 (c) Matrix-supported conglomerate; reverse to normal graded(i) Centimetre to decimetre-thick tabular, parallel-sided beds with basal calcirudite and overlying mudstone; clast-supported fabric within the carbonate subdivision resulted from high concentration of pebble-sized clasts. (ii) Sparse clasts concentration within the mudstone interval, contact between the two subdivisions erosional; at times, diffused. Clasts, in general, are bed parallel; only at the transition to mudstone subdivisionHigh-density turbidity current with a laminar near-bed layer and a turbulent rider (Einsele 2000). A flow separation resulted in a viscous, non-turbulent, inertia-flow layer below and a turbulent layer above, the interface between the two being a physical discontinuity (Felix & Peakall 2006)0.40–0.60 m
Facies D: Alternate thick- and thin- bedded limestone(i) Alternation of decimetre-thick mud-free tabular bedded dolosiltite with thin (7–12 cm thick) bedded calcilutite.
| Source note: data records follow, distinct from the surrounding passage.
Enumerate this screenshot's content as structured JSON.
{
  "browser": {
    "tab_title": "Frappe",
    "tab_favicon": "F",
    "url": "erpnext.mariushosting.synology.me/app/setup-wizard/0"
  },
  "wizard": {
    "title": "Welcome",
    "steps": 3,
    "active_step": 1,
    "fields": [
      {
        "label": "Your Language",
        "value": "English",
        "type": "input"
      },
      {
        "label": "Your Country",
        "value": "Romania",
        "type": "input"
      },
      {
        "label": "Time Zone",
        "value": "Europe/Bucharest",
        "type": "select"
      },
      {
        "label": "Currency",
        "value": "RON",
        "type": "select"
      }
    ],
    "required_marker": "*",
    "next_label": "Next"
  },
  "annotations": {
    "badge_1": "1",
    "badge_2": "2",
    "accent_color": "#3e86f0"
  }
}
Internally, the thick beds are massive; their upper and lower contacts with the thin-bedded units are sharp, planar and non-erosional. (ii) The thin-bedded limestones are with thin (2–3 mm thick) mud partings; often the mud stringers give stylolitic appearanceHigh-density turbidity current (Branney & Kokellar 1992; Kneller & Branney 1995). Deposition in interludes of turbidite deposition12–14 m
Facies E: ShaleCentimetre- to decimetre-thick dark coloured compact shale alternating with centimetre-thick calcisiltite interbedsRelatively deeper water setup, dominantly below storm wave base (Chakraborty & Paul 2008)5.5 m